“Did you just wake?” The bird hopped up and down, nodding. “You must not get the worm.” Again, Fox chuckled, pouring out the bucket. The little bird rolled around in the bath, bathing under the slowly poured water. Once Fox had finished, the bird stood, hopped about a few times, and shook off the remaining water. If birds could smile, no doubt that little creature would have been. “You are quite welcome, little one. I do enjoy when you visit me. I pray you well on this beautiful day.”

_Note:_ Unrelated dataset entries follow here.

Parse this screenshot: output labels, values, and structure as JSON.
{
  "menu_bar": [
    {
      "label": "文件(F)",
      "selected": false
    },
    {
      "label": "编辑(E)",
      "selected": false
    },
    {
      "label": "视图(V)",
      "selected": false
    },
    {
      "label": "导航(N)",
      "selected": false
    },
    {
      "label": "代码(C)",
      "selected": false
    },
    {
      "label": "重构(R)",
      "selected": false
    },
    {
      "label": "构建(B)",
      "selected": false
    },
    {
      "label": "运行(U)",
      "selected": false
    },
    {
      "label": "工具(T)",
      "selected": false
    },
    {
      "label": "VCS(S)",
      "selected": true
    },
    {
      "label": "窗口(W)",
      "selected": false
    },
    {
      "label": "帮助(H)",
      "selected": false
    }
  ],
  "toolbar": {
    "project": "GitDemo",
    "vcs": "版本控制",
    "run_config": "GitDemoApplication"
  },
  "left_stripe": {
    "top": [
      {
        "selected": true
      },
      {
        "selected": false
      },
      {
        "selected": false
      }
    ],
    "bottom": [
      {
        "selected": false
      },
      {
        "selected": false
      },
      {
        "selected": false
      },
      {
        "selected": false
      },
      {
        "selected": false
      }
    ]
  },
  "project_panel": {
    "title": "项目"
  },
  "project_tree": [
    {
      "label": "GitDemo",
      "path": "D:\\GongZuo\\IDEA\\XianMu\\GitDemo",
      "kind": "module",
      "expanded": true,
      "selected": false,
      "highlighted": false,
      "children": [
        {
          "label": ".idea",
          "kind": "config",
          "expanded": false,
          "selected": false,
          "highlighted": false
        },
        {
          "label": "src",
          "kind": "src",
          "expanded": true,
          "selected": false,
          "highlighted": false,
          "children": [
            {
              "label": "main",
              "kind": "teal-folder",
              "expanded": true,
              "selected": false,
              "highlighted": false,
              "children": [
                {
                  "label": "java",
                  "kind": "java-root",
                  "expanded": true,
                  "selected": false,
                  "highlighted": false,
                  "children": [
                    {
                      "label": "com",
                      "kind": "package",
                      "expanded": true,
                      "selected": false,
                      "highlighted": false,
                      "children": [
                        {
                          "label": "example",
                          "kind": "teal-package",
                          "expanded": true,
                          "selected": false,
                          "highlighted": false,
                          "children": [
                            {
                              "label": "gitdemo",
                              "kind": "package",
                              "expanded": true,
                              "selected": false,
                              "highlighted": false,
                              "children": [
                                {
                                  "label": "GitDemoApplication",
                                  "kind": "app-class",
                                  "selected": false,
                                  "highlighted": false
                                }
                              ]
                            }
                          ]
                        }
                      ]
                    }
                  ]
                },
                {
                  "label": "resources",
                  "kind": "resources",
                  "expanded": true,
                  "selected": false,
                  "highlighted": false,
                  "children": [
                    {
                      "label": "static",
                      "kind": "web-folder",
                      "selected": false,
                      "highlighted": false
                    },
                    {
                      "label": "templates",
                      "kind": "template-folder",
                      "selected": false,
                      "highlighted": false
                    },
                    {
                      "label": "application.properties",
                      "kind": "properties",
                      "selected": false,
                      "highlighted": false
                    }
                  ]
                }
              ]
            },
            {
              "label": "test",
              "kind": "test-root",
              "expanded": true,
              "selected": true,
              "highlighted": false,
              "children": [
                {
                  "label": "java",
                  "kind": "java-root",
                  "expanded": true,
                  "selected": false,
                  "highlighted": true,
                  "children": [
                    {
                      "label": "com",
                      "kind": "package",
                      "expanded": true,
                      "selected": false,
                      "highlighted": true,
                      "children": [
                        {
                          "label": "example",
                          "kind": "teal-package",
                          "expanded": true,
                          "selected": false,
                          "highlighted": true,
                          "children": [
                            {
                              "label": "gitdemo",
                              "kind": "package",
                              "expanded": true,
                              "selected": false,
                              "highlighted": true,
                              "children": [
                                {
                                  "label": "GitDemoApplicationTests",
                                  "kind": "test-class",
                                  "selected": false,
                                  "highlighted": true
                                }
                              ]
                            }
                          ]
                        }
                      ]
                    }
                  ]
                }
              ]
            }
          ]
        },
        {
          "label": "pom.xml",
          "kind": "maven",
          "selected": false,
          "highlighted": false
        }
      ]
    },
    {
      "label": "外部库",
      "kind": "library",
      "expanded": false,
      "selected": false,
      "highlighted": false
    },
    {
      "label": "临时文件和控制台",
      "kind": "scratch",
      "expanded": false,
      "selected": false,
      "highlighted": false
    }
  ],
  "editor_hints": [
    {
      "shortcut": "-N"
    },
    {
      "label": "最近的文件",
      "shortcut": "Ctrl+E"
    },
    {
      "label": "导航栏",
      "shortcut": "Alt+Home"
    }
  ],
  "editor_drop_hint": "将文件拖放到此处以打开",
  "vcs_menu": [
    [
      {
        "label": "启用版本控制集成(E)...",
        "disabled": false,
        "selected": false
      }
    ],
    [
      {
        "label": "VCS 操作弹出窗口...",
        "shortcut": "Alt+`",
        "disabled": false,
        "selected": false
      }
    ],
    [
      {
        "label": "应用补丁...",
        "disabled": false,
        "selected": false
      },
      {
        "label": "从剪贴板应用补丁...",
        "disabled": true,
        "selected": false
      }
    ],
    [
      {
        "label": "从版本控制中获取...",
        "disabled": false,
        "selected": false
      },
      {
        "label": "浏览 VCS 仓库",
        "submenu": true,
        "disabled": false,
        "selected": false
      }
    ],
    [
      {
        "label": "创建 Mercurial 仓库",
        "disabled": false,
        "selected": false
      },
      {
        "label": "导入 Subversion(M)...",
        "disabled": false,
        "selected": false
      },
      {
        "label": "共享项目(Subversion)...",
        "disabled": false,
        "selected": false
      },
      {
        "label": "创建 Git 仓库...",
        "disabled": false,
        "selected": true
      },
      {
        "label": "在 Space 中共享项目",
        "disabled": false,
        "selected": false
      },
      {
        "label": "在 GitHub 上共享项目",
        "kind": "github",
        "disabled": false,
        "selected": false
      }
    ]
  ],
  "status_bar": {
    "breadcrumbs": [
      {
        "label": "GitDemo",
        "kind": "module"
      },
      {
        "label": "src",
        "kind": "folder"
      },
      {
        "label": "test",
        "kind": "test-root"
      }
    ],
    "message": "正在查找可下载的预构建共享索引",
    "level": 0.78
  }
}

The day was half done, and Fox was quite pleased with himself. He went into the peach garden as he had a few spare moments before noon. The peaches were nearly ripe, beautiful fruits thick and nearly juicy. No peaches on earth quite reached their size or color, which had a touch of a golden sheen. In a few more weeks he would harvest them and the gods would come for the bounty that was only harvested once every hundred and one years. It would be Foxes first harvest, but he knew his role well enough. Monkey had taught him several times what to do, one of the only visitors he had.

The sun was directly overhead. The warmth brought a laziness into Fox’s bones, and he leisurely made his way back to the dojo for his noon tea. The water was gathered on the way in, put in a pot, and put over the wood stove, logs set ablaze. The tea was harvested once a week from the garden, a magical plant which always gave him just enough for exactly the strength of tea Fox enjoyed. At first, many years ago when Fox started his divine task, Fox was timid in the tea he used, unsure how often the plant would regrow, for there was not much tea and he quite enjoyed his tea time. But as the weeks and months went on, he became more aware of the magical plant, and so made stronger and stronger tea, until finally he was comfortable making it to the strength he had previously been accustomed.

The leaves were steeped in the boiling water, and soon Fox was enjoying tea, kneeling at his small table. He pondered while sitting there, thinking about his time at home, the peace of a simple life. He had a family, several competitive siblings. Once he was quite like the foxes which would eat the chickens. But one day there was a man visiting. Where his family fell asleep, he did not. Fox walked alongside the strange man with skin as gossamer, and this the man liked very much.

The sun was setting, and the pair had walked some time. When it set, he picked Fox up and said, “You are dutiful, despite your sly nature. Come with me to heaven that you might serve me well.” A bowl was placed in front of Fox, and the man poured the contents of a small flask into it, a shimmering liquid which was as a shifting rainbow. Fox drank of it, a sweeter drink he had never tasted. Shortly after he had become aware and served his new master so well and dutifully that he was promoted to Keeper.

August 31, 2012

Panoramic Sunset

by James Gordo

I have been seeing a lot of great sunset images for the past days in which gives me an idea to try some landscape shots. I am not really fond on shooting with landscapes because I have been more exposed on portrait photography. During the last moments on our acquaintance party, I manage to capture this great image. At first I tried to shoot only one image,however, I was not happy with the result. So I tried to capture it by panorama. It may be not that perfect for my first attempt to landscape photography,somehow I don’t know for what reason but I love the result. I forgot the waves which made this image a little bit distorted when I stitched this image. This panoramic image is composed of 7 stitched photos.

Epic Sunset